Continue reading The Era of Diversity Talk and No Action Is Over – by Joseph Nwoye
In case you missed it, October was National Disability Employment Awareness Month (NDEAM). However, you may not have noticed due to several other monthly observances nationwide. NDEAM is sponsored annually in October by the U.S. Department of Labor, Office of Disability Employment Policy, which says the observance dates back to 1945.
Did you know? The employment population ratio for people without disabilities (65.7%) was more than triple that of people with disabilities (18.7%) in 2017, according to the U.S. Bureau of Labor Statistics.
Continue reading Disability Awareness: Five Questions for EEOC – by David B. Grinberg
Starbucks’ plan for an afternoon of unconscious bias training is admirable but may not be effective. The fuzzy, vague term of unconscious bias is often applied indiscriminately, but unconscious bias isn’t a one-size-fits-all term amenable to a one afternoon of training. Yes, it can refer to the incident where the police were called to arrest two African-Americans waiting for a meeting at Starbucks. But it can also mean only smiling at customers that look like you, rejecting resumes from diverse applicants, and promoting the employees who resemble the current leadership team. If we want to address unconscious bias effectively, we need to first be aware of how the senses, emotions, and brain interact to create unconscious bias. Second, we must go beyond awareness of our biases to sensitivity to their impact. Lastly, we need to develop a system that internalizes wise decision making with ongoing reinforcement of that competence.
Continue reading The Challenge of Unconscious Bias – by Deborah Levine
“Diversity defines the health and wealth of nations in a new century. Mighty is the mongrel. The hybrid is hip. The impure, the mélange, the adulterated, the blemished, the rough, the black-and-blue, and the mix-and-match – these people are inheriting the earth. Mixing is the new norm. Mixing trumps isolation. It spawns creativity, nourishes the human spirit, spurs economic growth and empowers nations.”
As much as I’d like to, I can’t claim that the above quote belongs to yours truly.
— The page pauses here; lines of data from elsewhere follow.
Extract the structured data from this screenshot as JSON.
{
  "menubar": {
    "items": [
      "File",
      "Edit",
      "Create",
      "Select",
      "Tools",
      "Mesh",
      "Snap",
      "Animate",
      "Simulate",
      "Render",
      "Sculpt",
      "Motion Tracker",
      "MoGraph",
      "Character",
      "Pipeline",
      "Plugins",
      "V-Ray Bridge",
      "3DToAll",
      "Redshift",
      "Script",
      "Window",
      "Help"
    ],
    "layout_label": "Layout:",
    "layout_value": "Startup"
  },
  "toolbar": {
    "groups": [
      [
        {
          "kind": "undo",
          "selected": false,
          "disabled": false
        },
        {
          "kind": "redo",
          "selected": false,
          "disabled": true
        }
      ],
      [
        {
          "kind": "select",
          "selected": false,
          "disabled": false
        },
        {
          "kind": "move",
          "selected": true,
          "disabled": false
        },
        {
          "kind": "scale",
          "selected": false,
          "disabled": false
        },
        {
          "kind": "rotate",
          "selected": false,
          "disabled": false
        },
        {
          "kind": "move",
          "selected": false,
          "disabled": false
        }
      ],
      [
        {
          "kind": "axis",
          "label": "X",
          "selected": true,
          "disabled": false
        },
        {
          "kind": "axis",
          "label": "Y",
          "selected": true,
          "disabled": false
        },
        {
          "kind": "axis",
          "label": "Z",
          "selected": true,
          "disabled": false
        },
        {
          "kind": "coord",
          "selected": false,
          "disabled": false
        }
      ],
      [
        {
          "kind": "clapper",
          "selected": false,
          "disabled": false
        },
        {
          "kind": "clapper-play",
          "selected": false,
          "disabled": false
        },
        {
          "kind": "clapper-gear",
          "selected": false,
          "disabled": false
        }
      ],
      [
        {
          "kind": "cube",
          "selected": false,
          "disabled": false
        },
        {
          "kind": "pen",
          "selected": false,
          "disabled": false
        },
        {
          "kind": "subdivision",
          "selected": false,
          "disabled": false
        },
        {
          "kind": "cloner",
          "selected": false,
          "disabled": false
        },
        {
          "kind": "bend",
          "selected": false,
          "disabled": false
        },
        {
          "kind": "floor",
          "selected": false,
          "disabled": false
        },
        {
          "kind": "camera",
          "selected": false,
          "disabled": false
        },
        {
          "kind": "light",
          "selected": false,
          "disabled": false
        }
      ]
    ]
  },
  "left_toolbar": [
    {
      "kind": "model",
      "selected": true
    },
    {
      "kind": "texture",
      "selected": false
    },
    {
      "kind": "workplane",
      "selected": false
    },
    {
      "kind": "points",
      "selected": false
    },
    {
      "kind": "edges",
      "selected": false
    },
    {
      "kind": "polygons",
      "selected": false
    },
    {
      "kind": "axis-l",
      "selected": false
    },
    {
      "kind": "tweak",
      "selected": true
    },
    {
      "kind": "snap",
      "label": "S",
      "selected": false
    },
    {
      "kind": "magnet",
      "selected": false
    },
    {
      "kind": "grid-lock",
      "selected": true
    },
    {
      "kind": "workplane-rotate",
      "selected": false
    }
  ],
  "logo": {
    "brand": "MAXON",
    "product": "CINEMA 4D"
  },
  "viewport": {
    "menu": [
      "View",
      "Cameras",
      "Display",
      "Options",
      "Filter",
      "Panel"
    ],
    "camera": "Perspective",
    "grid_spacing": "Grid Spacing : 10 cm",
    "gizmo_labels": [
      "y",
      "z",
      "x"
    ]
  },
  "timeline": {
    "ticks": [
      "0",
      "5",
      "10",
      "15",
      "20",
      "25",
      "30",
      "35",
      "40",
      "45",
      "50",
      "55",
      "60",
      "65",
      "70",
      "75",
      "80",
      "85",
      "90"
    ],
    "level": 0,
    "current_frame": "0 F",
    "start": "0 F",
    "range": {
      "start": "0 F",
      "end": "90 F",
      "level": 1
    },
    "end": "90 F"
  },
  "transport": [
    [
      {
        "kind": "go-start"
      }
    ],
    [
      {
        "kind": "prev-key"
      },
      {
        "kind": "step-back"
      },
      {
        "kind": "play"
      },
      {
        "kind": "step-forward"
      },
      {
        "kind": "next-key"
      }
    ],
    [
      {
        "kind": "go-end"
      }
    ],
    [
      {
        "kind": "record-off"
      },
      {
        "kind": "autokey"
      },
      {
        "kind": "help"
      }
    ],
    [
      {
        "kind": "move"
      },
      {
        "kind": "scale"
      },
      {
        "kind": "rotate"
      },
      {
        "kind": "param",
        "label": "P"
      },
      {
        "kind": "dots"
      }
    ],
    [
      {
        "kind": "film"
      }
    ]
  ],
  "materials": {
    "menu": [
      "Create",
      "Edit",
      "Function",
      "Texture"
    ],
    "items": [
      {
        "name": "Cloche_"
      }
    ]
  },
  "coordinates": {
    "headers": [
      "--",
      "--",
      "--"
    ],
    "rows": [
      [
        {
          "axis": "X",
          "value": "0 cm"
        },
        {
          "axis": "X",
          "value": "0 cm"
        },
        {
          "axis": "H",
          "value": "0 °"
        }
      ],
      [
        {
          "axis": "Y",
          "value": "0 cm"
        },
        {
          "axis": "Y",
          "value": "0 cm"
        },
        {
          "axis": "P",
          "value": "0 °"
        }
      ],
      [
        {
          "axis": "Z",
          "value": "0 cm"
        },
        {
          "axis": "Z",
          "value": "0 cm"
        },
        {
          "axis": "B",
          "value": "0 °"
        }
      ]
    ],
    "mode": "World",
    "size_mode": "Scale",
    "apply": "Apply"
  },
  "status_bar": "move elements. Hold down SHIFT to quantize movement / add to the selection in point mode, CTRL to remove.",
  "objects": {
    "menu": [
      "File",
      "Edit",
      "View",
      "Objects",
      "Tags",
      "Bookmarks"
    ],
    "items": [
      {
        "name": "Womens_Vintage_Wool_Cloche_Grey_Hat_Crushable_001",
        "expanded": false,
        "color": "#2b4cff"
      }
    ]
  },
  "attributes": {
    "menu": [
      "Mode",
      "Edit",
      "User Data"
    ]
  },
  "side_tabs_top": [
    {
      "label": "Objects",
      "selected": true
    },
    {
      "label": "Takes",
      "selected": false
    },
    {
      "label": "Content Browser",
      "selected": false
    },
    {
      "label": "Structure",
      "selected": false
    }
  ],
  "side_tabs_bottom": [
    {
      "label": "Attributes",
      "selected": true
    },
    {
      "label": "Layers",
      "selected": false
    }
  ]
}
No. Its actual source is G. Pascal Zachary’s, The Global Me: New Cosmopolitans and the Competitive Edge.
Initial reactions aside, you have to admit that this one’s a classic thought-provoker. Once I ceased quibbling over Zachary’s intriguing choice of words and began really processing this on a much deeper level, it started to hit home.
And here’s why.
Continue reading Mighty is the Mongrel: Diversity – by Terry Howard
We in the diversity world need a new pair of words. Or maybe they already exist and I just don’t know about them. Here’s my concern.
In November I had a discussion with my cyberpal Neal Goodman, president of Global Dynamics. Neal had just read “Toward a 21st-Century Interculturalism: Reflections of a Cranky Old Historian,” my keynote address at the October, 2017, national conference of the Society for Intercultural Education, Training, and Research. In that talk I had contrasted the words ethnonym and ethnophaulism.
Continue reading Needed: Some New Diversity Language – by Carlos E. Cortés
‘Terry, I’m (gasp) an atheist!’ There was not a hint of anger in her during the entire time “Mary” and I talked that afternoon in the crowded sandwich shop. In fact, it was just the opposite. “Mary” laughed, we laughed, so hard and so much that out of the corner of my eye I could see icy stares from booths nearby “telling us” to pipe down so that they could get back to their business dealings, grandkiddos, tuna sandwiches, chips and lattes. Here’s the email “Mary” sent me the Friday before that prompted that late Monday meeting:
Continue reading The Atheism Challenge – by Terry Howard